### Task data:
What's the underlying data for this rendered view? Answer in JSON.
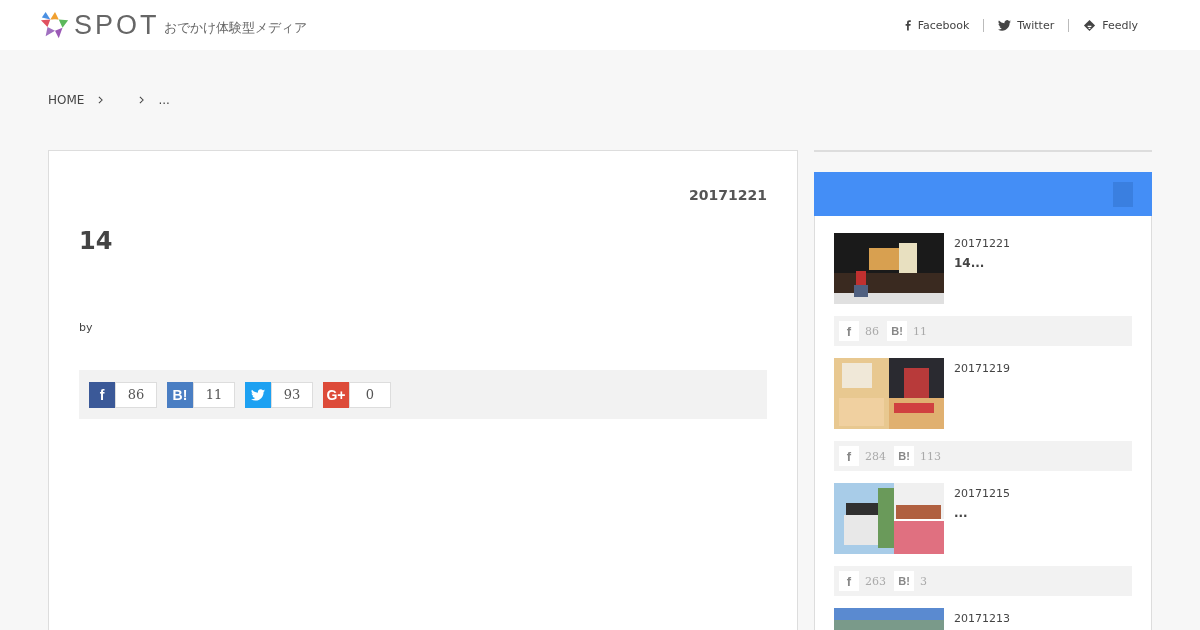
{
  "header": {
    "logo": "SPOT",
    "tagline": "おでかけ体験型メディア",
    "links": [
      {
        "kind": "facebook",
        "label": "Facebook"
      },
      {
        "kind": "twitter",
        "label": "Twitter"
      },
      {
        "kind": "feedly",
        "label": "Feedly"
      }
    ]
  },
  "breadcrumb": {
    "home": "HOME",
    "current": "..."
  },
  "article": {
    "date": "20171221",
    "title": "14",
    "byline": "by",
    "shares": [
      {
        "kind": "facebook",
        "label": "f",
        "count": "86"
      },
      {
        "kind": "hatena",
        "label": "B!",
        "count": "11"
      },
      {
        "kind": "twitter",
        "count": "93"
      },
      {
        "kind": "google",
        "label": "G+",
        "count": "0"
      }
    ]
  },
  "sidebar": {
    "posts": [
      {
        "date": "20171221",
        "title": "14...",
        "fb_mark": "f",
        "fb": "86",
        "hatena_mark": "B!",
        "hatena": "11"
      },
      {
        "date": "20171219",
        "fb_mark": "f",
        "fb": "284",
        "hatena_mark": "B!",
        "hatena": "113"
      },
      {
        "date": "20171215",
        "title": "...",
        "fb_mark": "f",
        "fb": "263",
        "hatena_mark": "B!",
        "hatena": "3"
      },
      {
        "date": "20171213"
      }
    ]
  }
}
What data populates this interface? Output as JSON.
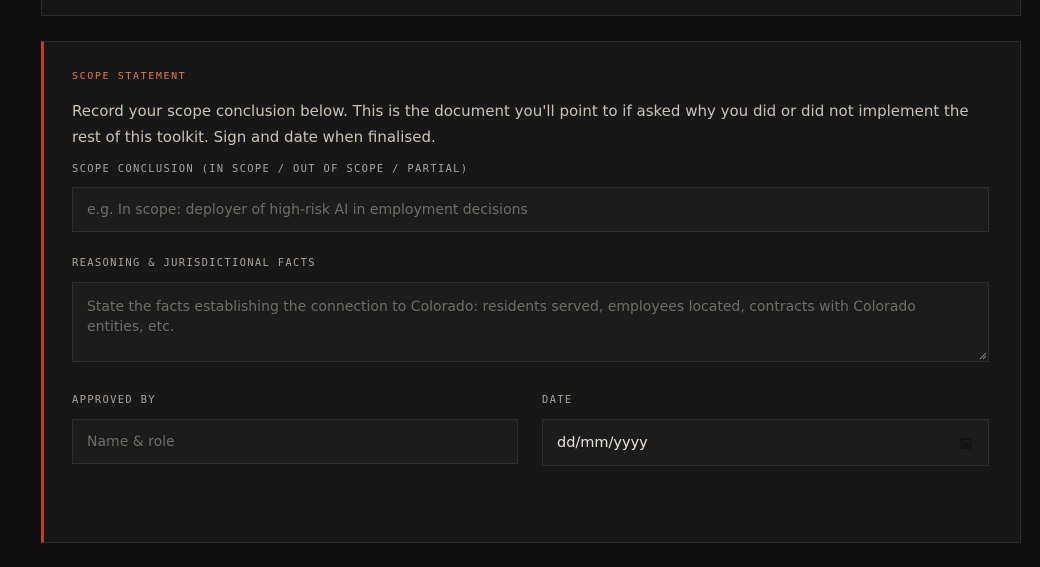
{
  "section": {
    "eyebrow": "SCOPE STATEMENT",
    "intro": "Record your scope conclusion below. This is the document you'll point to if asked why you did or did not implement the rest of this toolkit. Sign and date when finalised."
  },
  "fields": {
    "scope_conclusion": {
      "label": "SCOPE CONCLUSION (IN SCOPE / OUT OF SCOPE / PARTIAL)",
      "placeholder": "e.g. In scope: deployer of high-risk AI in employment decisions",
      "value": ""
    },
    "reasoning": {
      "label": "REASONING & JURISDICTIONAL FACTS",
      "placeholder": "State the facts establishing the connection to Colorado: residents served, employees located, contracts with Colorado entities, etc.",
      "value": ""
    },
    "approved_by": {
      "label": "APPROVED BY",
      "placeholder": "Name & role",
      "value": ""
    },
    "date": {
      "label": "DATE",
      "value": "dd/mm/yyyy",
      "icon": "calendar-icon"
    }
  },
  "colors": {
    "accent": "#c2410c",
    "eyebrow": "#e07a44",
    "background": "#0f0f0f",
    "card": "#171717"
  }
}
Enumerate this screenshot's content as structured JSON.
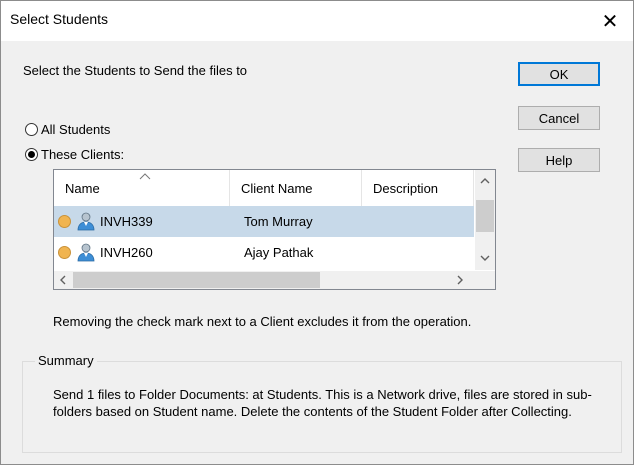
{
  "window": {
    "title": "Select Students",
    "close_glyph": "✕"
  },
  "prompt": "Select the Students to Send the files to",
  "buttons": {
    "ok": "OK",
    "cancel": "Cancel",
    "help": "Help"
  },
  "options": {
    "all_students": "All Students",
    "these_clients": "These Clients:",
    "selected": "these_clients"
  },
  "list": {
    "columns": [
      "Name",
      "Client Name",
      "Description"
    ],
    "sorted_column": "Name",
    "rows": [
      {
        "name": "INVH339",
        "client_name": "Tom Murray",
        "description": "",
        "selected": true,
        "status_color": "#f0b450",
        "icon": "user-icon"
      },
      {
        "name": "INVH260",
        "client_name": "Ajay Pathak",
        "description": "",
        "selected": false,
        "status_color": "#f0b450",
        "icon": "user-icon"
      }
    ],
    "scroll": {
      "up": "^",
      "down": "v",
      "left": "<",
      "right": ">"
    }
  },
  "note": "Removing the check mark next to a Client excludes it from the operation.",
  "summary": {
    "label": "Summary",
    "text": "Send 1 files to Folder Documents: at Students. This is a Network drive, files are stored in sub-folders based on Student name.  Delete the contents of the Student Folder after Collecting."
  },
  "colors": {
    "selection": "#c7d9e9",
    "default_button_border": "#0078d7",
    "status": "#f0b450"
  }
}
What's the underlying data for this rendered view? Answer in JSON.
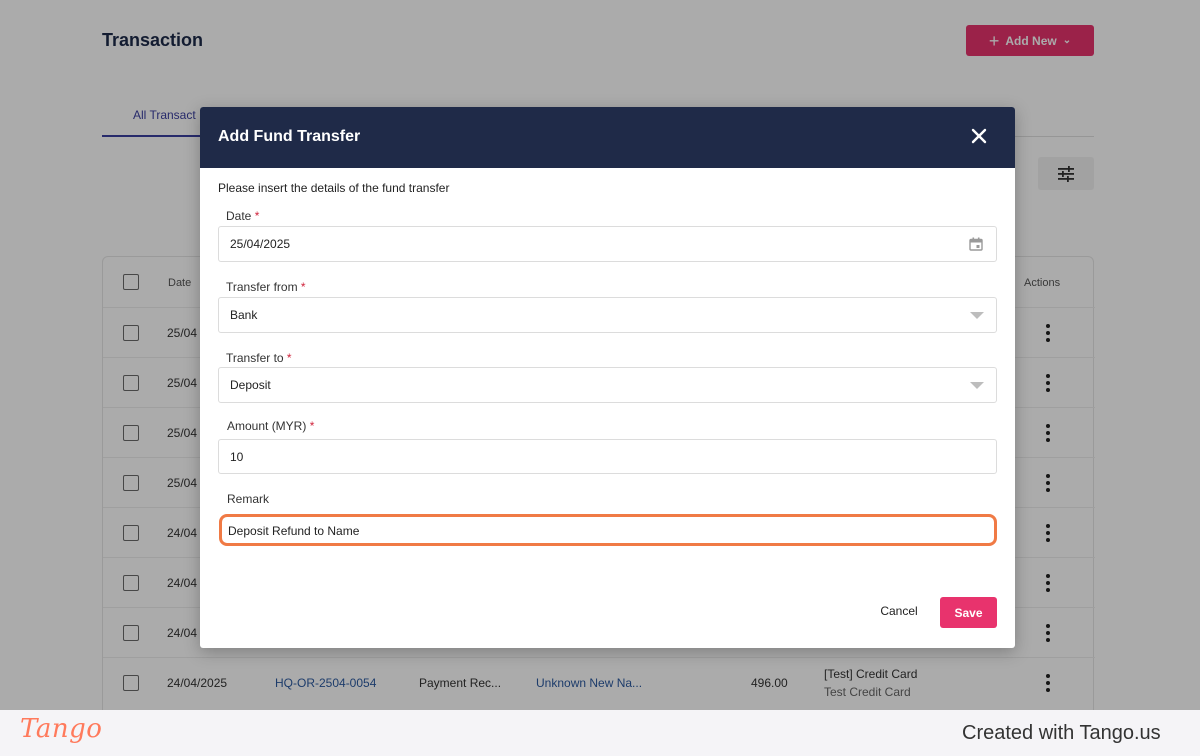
{
  "page": {
    "title": "Transaction",
    "add_new_label": "Add New",
    "tabs": [
      {
        "label": "All Transact"
      }
    ]
  },
  "table": {
    "headers": {
      "checkbox": "",
      "date": "Date",
      "actions": "Actions"
    },
    "rows": [
      {
        "date": "25/04"
      },
      {
        "date": "25/04"
      },
      {
        "date": "25/04"
      },
      {
        "date": "25/04"
      },
      {
        "date": "24/04"
      },
      {
        "date": "24/04"
      },
      {
        "date": "24/04"
      },
      {
        "date": "24/04/2025",
        "ref": "HQ-OR-2504-0054",
        "type": "Payment Rec...",
        "name": "Unknown New Na...",
        "amount": "496.00",
        "account": "[Test] Credit Card",
        "account_sub": "Test Credit Card"
      }
    ]
  },
  "modal": {
    "title": "Add Fund Transfer",
    "intro": "Please insert the details of the fund transfer",
    "fields": {
      "date": {
        "label": "Date",
        "required": "*",
        "value": "25/04/2025"
      },
      "transfer_from": {
        "label": "Transfer from",
        "required": "*",
        "value": "Bank"
      },
      "transfer_to": {
        "label": "Transfer to",
        "required": "*",
        "value": "Deposit"
      },
      "amount": {
        "label": "Amount (MYR)",
        "required": "*",
        "value": "10"
      },
      "remark": {
        "label": "Remark",
        "value": "Deposit Refund to Name"
      }
    },
    "cancel_label": "Cancel",
    "save_label": "Save"
  },
  "footer": {
    "logo": "Tango",
    "credit": "Created with Tango.us"
  },
  "colors": {
    "accent": "#e8336d",
    "modal_header": "#1f2a48",
    "highlight": "#f07a45",
    "link": "#2c5aa0"
  }
}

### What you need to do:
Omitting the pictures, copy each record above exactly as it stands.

### Answer section:
What's the underlying data for this rendered view? Answer in JSON.
{
  "header": {
    "logo": "SPOT",
    "tagline": "おでかけ体験型メディア",
    "links": [
      {
        "kind": "facebook",
        "label": "Facebook"
      },
      {
        "kind": "twitter",
        "label": "Twitter"
      },
      {
        "kind": "feedly",
        "label": "Feedly"
      }
    ]
  },
  "breadcrumb": {
    "home": "HOME",
    "current": "..."
  },
  "article": {
    "date": "20171221",
    "title": "14",
    "byline": "by",
    "shares": [
      {
        "kind": "facebook",
        "label": "f",
        "count": "86"
      },
      {
        "kind": "hatena",
        "label": "B!",
        "count": "11"
      },
      {
        "kind": "twitter",
        "count": "93"
      },
      {
        "kind": "google",
        "label": "G+",
        "count": "0"
      }
    ]
  },
  "sidebar": {
    "posts": [
      {
        "date": "20171221",
        "title": "14...",
        "fb_mark": "f",
        "fb": "86",
        "hatena_mark": "B!",
        "hatena": "11"
      },
      {
        "date": "20171219",
        "fb_mark": "f",
        "fb": "284",
        "hatena_mark": "B!",
        "hatena": "113"
      },
      {
        "date": "20171215",
        "title": "...",
        "fb_mark": "f",
        "fb": "263",
        "hatena_mark": "B!",
        "hatena": "3"
      },
      {
        "date": "20171213"
      }
    ]
  }
}
What data populates this interface? Output as JSON.
{
  "section": {
    "eyebrow": "SCOPE STATEMENT",
    "intro": "Record your scope conclusion below. This is the document you'll point to if asked why you did or did not implement the rest of this toolkit. Sign and date when finalised."
  },
  "fields": {
    "scope_conclusion": {
      "label": "SCOPE CONCLUSION (IN SCOPE / OUT OF SCOPE / PARTIAL)",
      "placeholder": "e.g. In scope: deployer of high-risk AI in employment decisions",
      "value": ""
    },
    "reasoning": {
      "label": "REASONING & JURISDICTIONAL FACTS",
      "placeholder": "State the facts establishing the connection to Colorado: residents served, employees located, contracts with Colorado entities, etc.",
      "value": ""
    },
    "approved_by": {
      "label": "APPROVED BY",
      "placeholder": "Name & role",
      "value": ""
    },
    "date": {
      "label": "DATE",
      "value": "dd/mm/yyyy",
      "icon": "calendar-icon"
    }
  },
  "colors": {
    "accent": "#c2410c",
    "eyebrow": "#e07a44",
    "background": "#0f0f0f",
    "card": "#171717"
  }
}
Enumerate this screenshot's content as structured JSON.
{
  "window": {
    "title": "Select Students",
    "close_glyph": "✕"
  },
  "prompt": "Select the Students to Send the files to",
  "buttons": {
    "ok": "OK",
    "cancel": "Cancel",
    "help": "Help"
  },
  "options": {
    "all_students": "All Students",
    "these_clients": "These Clients:",
    "selected": "these_clients"
  },
  "list": {
    "columns": [
      "Name",
      "Client Name",
      "Description"
    ],
    "sorted_column": "Name",
    "rows": [
      {
        "name": "INVH339",
        "client_name": "Tom Murray",
        "description": "",
        "selected": true,
        "status_color": "#f0b450",
        "icon": "user-icon"
      },
      {
        "name": "INVH260",
        "client_name": "Ajay Pathak",
        "description": "",
        "selected": false,
        "status_color": "#f0b450",
        "icon": "user-icon"
      }
    ],
    "scroll": {
      "up": "^",
      "down": "v",
      "left": "<",
      "right": ">"
    }
  },
  "note": "Removing the check mark next to a Client excludes it from the operation.",
  "summary": {
    "label": "Summary",
    "text": "Send 1 files to Folder Documents: at Students. This is a Network drive, files are stored in sub-folders based on Student name.  Delete the contents of the Student Folder after Collecting."
  },
  "colors": {
    "selection": "#c7d9e9",
    "default_button_border": "#0078d7",
    "status": "#f0b450"
  }
}
What's the underlying data for this rendered view? Answer in JSON.
{
  "page": {
    "title": "Transaction",
    "add_new_label": "Add New",
    "tabs": [
      {
        "label": "All Transact"
      }
    ]
  },
  "table": {
    "headers": {
      "checkbox": "",
      "date": "Date",
      "actions": "Actions"
    },
    "rows": [
      {
        "date": "25/04"
      },
      {
        "date": "25/04"
      },
      {
        "date": "25/04"
      },
      {
        "date": "25/04"
      },
      {
        "date": "24/04"
      },
      {
        "date": "24/04"
      },
      {
        "date": "24/04"
      },
      {
        "date": "24/04/2025",
        "ref": "HQ-OR-2504-0054",
        "type": "Payment Rec...",
        "name": "Unknown New Na...",
        "amount": "496.00",
        "account": "[Test] Credit Card",
        "account_sub": "Test Credit Card"
      }
    ]
  },
  "modal": {
    "title": "Add Fund Transfer",
    "intro": "Please insert the details of the fund transfer",
    "fields": {
      "date": {
        "label": "Date",
        "required": "*",
        "value": "25/04/2025"
      },
      "transfer_from": {
        "label": "Transfer from",
        "required": "*",
        "value": "Bank"
      },
      "transfer_to": {
        "label": "Transfer to",
        "required": "*",
        "value": "Deposit"
      },
      "amount": {
        "label": "Amount (MYR)",
        "required": "*",
        "value": "10"
      },
      "remark": {
        "label": "Remark",
        "value": "Deposit Refund to Name"
      }
    },
    "cancel_label": "Cancel",
    "save_label": "Save"
  },
  "footer": {
    "logo": "Tango",
    "credit": "Created with Tango.us"
  },
  "colors": {
    "accent": "#e8336d",
    "modal_header": "#1f2a48",
    "highlight": "#f07a45",
    "link": "#2c5aa0"
  }
}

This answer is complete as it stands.